DATA SHOWN>
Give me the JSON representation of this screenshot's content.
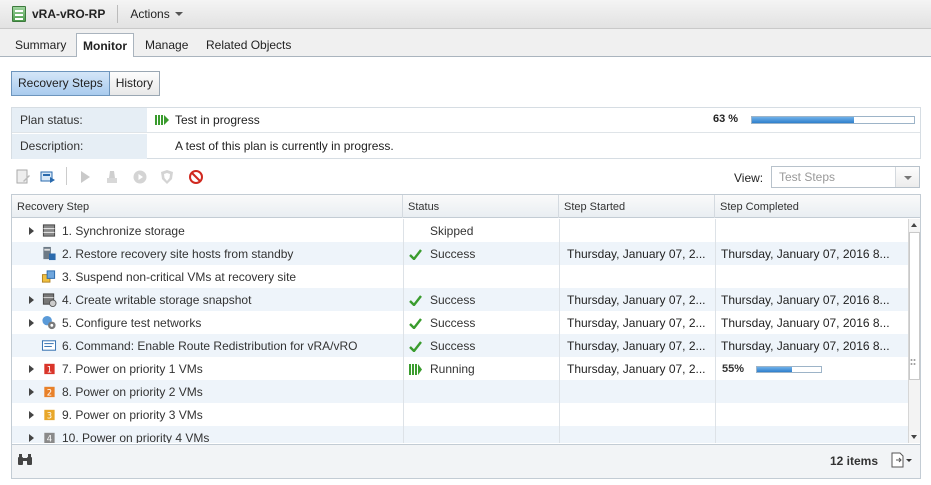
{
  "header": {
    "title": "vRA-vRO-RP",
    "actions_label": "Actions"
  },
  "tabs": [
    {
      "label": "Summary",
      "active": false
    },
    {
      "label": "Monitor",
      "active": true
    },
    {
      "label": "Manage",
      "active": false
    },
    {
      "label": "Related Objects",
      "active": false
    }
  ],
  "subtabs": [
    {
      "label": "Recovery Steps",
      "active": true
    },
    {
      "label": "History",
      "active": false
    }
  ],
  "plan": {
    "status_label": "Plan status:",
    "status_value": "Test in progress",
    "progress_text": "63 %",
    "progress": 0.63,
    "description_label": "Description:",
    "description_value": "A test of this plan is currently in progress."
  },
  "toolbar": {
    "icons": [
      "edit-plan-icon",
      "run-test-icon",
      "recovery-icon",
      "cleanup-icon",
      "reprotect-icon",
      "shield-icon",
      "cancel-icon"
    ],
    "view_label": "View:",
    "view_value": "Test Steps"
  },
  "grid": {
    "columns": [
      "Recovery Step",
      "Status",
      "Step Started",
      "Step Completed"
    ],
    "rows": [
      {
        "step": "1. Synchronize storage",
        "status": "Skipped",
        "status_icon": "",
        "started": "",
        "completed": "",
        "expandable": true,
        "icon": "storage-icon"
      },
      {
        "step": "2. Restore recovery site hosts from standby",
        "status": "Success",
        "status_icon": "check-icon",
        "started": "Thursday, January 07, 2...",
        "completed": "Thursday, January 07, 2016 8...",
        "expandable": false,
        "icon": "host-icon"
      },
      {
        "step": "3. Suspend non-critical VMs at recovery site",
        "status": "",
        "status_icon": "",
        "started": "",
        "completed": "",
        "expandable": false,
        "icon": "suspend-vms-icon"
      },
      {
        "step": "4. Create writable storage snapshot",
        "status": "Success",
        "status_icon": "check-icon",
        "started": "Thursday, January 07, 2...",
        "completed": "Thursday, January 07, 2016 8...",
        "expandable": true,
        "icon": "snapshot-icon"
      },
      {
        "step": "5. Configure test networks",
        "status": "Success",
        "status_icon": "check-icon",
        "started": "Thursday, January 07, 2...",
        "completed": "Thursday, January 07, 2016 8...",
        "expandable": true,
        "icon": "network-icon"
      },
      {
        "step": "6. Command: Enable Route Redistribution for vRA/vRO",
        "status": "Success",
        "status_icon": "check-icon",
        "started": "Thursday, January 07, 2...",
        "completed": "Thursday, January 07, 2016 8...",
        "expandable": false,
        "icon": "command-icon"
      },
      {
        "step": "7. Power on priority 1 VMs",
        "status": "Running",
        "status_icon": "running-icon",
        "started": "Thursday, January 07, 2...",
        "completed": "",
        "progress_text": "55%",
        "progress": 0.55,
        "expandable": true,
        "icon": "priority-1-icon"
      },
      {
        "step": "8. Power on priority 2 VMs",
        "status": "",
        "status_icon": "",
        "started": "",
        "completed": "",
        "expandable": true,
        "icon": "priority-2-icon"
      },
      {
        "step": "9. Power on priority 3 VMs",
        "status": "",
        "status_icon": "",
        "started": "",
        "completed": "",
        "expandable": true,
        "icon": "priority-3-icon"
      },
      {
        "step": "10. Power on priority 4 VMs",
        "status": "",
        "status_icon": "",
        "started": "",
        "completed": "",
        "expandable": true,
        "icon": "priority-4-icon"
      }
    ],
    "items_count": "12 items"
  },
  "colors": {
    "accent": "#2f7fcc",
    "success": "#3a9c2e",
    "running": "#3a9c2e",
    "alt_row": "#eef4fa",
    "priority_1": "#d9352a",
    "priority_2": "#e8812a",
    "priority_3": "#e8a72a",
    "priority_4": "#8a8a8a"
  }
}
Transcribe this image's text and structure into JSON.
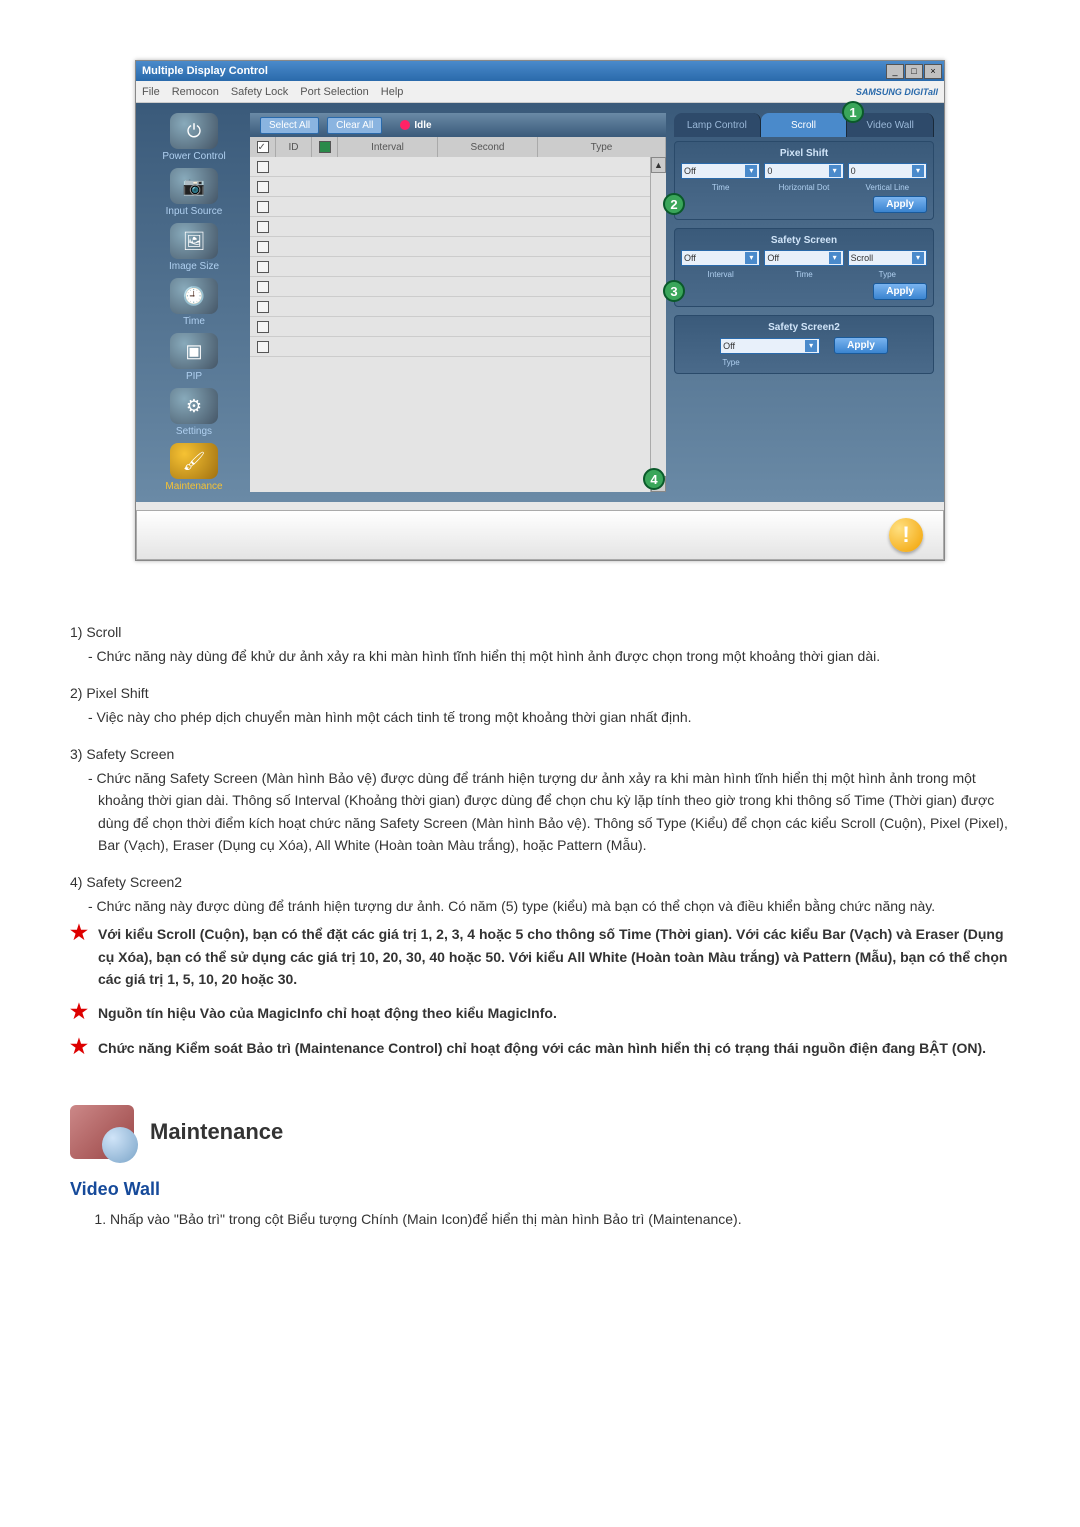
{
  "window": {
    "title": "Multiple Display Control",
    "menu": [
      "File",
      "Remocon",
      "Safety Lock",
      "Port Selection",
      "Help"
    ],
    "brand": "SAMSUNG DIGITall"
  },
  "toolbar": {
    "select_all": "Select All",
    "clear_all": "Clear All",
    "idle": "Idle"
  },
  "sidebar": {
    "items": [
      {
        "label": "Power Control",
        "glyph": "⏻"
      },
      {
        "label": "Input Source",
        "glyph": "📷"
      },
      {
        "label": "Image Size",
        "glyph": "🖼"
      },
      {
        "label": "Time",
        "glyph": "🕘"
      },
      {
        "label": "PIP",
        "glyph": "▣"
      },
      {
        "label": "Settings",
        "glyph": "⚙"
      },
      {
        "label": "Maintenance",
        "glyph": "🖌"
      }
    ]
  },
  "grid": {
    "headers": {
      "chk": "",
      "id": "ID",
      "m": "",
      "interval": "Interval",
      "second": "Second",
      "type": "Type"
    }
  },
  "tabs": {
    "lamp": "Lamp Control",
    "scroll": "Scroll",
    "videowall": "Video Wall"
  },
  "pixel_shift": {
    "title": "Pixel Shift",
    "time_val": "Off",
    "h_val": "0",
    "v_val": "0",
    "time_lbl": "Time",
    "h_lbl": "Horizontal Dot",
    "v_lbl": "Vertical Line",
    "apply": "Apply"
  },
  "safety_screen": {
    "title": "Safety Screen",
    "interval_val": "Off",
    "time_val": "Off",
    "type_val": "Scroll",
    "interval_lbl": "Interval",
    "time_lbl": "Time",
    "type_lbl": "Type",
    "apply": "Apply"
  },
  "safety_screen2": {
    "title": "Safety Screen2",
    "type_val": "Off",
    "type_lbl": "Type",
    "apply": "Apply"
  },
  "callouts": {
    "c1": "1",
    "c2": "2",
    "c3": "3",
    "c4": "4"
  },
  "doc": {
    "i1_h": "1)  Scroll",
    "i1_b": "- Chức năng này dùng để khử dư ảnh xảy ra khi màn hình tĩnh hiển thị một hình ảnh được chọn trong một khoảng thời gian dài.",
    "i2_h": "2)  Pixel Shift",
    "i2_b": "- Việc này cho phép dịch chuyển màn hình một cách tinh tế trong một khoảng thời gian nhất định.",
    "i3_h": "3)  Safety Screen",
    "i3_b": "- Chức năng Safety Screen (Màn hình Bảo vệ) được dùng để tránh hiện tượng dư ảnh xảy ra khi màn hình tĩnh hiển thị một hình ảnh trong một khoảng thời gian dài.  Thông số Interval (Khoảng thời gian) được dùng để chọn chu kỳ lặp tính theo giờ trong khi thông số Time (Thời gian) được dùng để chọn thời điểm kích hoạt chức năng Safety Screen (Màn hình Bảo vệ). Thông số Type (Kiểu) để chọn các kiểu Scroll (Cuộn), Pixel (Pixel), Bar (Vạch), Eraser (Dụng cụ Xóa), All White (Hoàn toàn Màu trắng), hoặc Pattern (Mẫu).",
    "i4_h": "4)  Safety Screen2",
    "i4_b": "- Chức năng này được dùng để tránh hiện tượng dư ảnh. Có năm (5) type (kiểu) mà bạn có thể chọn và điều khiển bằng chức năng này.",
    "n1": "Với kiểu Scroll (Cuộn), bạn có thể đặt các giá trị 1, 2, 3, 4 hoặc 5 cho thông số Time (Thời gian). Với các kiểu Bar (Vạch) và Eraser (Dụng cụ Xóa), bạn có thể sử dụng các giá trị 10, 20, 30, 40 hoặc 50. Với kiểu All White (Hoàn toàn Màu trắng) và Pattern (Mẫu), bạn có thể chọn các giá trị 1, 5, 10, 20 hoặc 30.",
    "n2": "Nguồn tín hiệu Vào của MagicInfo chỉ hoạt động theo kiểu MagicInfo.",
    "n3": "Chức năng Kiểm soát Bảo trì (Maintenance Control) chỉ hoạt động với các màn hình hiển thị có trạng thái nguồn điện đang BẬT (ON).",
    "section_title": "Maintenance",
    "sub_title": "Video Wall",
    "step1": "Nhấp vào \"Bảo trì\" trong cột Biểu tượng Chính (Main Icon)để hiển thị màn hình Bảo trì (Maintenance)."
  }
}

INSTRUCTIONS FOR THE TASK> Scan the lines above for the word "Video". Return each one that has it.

EXERCISE SOLUTION>
    "videowall": "Video Wall"
    "sub_title": "Video Wall",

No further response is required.